On Feb. 18, 2004, a week after his 15th birthday, Yousef Bashir was shot in the back by an Israeli soldier in the front yard of Bashir’s home. The bullet splintered into three fragments, severing nerves near the teenager’s spine.
Today, after months of rehabilitation in an Israeli hospital where he learned to walk again, Bashir describes the episode as “life-changing,” which makes sense, and “a blessing,” which to many is astonishing.
“I feel very thankful to this horrible experience because it spared me from a lot of hatred I would be growing up with toward the Israelis,” he says. “I was shot by one Israeli but saved by many Israeli people.”
Indeed, over the years, Bashir has imagined finding the soldier who shot him that afternoon.
“I forgive the soldier,” he said. “It would be a great privilege for me to meet with the solider. . . . What he did changed my life a great deal, I would say positively more than negatively. But I think it would be life-changing for him if he gets to see me.”
During his recovery, Bashir found his way to the United States with the Seeds of Peace program that links Palestinian, Israeli and American teenagers; attended boarding school in Utah; then college at Northeastern University in Boston, MA.

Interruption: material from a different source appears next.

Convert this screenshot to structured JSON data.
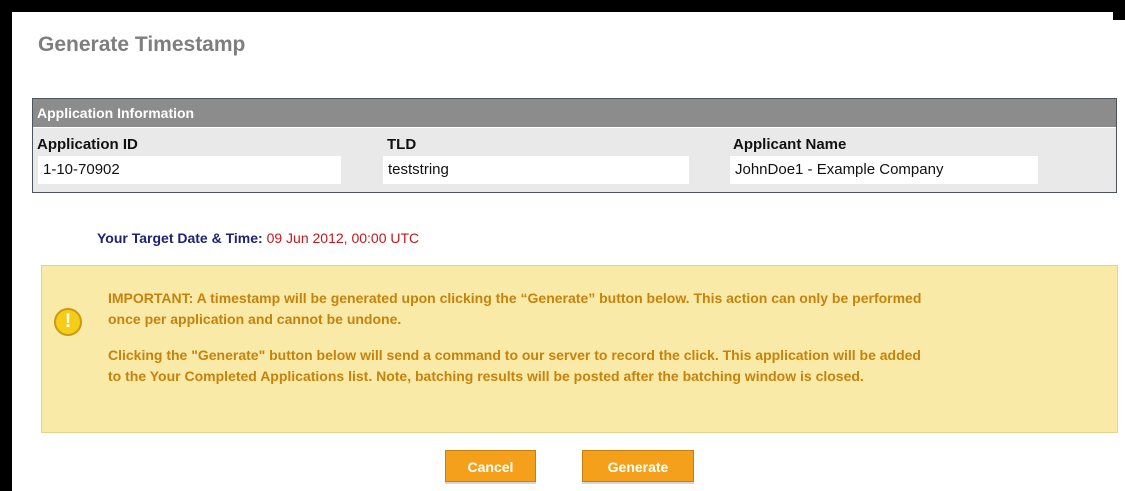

Now 25, he is studying for his master’s degree in peace, conflict and coexistence at Brandeis University just outside Boston, where students and faculty come from 60 countries on six continents. It is also the only nonsectarian Jewish-sponsored college or university in the United States.
As The Washington Post columnist Ruth Marcus wrote, “I am too realistic — too cynical, perhaps — to think that Yousef’s experience is scalable; anger tends to trump forgiveness. But as rockets fly and parents mourn, as decades of enmity flare anew, his example offers a lesson, both humbling and inspirational, in the all-too-scarce art of reconciliation.”

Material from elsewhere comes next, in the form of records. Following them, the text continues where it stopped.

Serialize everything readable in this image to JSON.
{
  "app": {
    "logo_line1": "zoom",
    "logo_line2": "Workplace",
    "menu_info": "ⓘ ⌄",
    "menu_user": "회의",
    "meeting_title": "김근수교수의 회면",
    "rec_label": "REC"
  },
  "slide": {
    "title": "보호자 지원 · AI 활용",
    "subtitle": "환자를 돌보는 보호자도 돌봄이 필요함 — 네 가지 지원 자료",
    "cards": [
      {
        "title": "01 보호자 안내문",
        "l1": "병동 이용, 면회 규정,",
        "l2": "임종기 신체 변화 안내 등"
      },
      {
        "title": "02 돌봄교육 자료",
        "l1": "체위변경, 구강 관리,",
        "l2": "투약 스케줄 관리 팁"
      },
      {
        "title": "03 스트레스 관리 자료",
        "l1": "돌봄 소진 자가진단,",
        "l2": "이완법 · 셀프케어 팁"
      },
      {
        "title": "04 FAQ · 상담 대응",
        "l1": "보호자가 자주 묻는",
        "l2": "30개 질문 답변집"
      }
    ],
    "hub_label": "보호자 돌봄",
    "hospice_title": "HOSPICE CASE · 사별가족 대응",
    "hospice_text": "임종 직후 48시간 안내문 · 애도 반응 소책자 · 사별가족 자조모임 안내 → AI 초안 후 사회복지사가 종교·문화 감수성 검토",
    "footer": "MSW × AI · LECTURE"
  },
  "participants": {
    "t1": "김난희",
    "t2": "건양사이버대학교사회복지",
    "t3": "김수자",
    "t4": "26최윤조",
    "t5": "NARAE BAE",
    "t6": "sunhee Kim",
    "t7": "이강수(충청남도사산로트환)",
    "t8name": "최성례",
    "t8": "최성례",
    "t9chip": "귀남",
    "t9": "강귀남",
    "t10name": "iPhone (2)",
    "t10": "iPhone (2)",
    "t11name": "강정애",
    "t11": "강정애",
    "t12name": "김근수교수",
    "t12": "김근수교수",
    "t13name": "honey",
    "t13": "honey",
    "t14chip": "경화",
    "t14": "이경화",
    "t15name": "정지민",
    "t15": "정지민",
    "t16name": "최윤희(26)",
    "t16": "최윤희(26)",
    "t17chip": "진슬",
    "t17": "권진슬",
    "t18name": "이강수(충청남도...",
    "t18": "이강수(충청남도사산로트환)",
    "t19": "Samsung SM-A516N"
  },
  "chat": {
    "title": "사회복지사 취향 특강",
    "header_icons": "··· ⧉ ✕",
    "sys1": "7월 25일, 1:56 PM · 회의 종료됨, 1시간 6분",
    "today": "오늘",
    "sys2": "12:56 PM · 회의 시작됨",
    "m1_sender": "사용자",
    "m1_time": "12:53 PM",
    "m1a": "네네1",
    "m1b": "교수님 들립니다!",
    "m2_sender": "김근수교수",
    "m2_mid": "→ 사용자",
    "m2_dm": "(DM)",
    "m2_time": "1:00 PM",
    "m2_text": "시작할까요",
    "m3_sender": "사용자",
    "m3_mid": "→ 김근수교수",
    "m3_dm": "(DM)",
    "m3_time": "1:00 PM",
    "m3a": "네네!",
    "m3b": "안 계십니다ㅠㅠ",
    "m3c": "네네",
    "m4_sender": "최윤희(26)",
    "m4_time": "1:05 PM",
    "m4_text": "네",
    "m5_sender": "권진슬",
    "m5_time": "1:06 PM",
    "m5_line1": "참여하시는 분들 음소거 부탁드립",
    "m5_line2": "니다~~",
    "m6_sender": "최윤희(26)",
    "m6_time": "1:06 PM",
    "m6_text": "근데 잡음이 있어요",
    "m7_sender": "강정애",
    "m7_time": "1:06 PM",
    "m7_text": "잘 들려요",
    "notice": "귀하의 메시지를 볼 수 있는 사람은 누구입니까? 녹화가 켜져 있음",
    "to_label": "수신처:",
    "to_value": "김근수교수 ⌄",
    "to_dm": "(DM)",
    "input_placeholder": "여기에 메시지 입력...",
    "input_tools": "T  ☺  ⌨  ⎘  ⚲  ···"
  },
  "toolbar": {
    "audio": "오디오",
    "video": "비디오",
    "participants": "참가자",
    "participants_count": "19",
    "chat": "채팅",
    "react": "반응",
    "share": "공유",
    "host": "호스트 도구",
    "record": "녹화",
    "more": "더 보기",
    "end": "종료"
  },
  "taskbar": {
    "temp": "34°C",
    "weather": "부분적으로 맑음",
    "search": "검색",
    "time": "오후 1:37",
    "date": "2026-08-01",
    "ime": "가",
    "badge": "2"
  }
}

Read the full column: “Spared from hatred, thanks to a bullet in the back.”
In today’s news, we read that Israel and Hamas are on the brink of all-out-war. In Belfast, Northern Ireland, today one group is verbally threatening violence because a parade commission banned them from a particular parade route. Anger. Toxic anger. It is at the heart of war. Yes, there are land disputes and ethnic disputes adding to the war and threat of violence, but disputes can be handled without violence…..if the hearts are without toxic anger. Our science shows this: forgiveness education reduces toxic anger. We need forgiveness education…..now….so that future generations can be protected from angry hearts in those who hold power. Maybe they will use their power more wisely when schooled in forgiveness.
You raise an important point about whether or not we can forgive if there was no intention to harm. I think it is appropriate to forgive in some cases even if there was no intention to harm. Here is one example: Smith is not paying attention while driving and hits and seriously injures Jones. Smith explains that he was distracted and did not mean it. Yet, in this circumstance, given the dire consequences that can occur when someone is distracted while driving, this action (driving while distracted) is an injustice. Therefore, Jones can go ahead with forgiveness even though there was no intent to harm.
In your mother’s case, she may not realize the depth of hurt she is causing you because of the Borderline Personality Disorder symptoms, but even so, a mother should not be treating her daughter with disrespect and in a consistently unjust way by stealing money repeatedly. This is an injustice and so you can forgive your mother. As a final point, the Borderline diagnosis suggests that your mother does have awareness at least to a degree of her actions (“borderline” means that she sometimes is rational and sometimes not) and so she may be aware at least at times of the impact of her actions on you. If this is the case, then she may (at times) be intentional in her stealing behavior. You should go ahead and forgive if you are ready.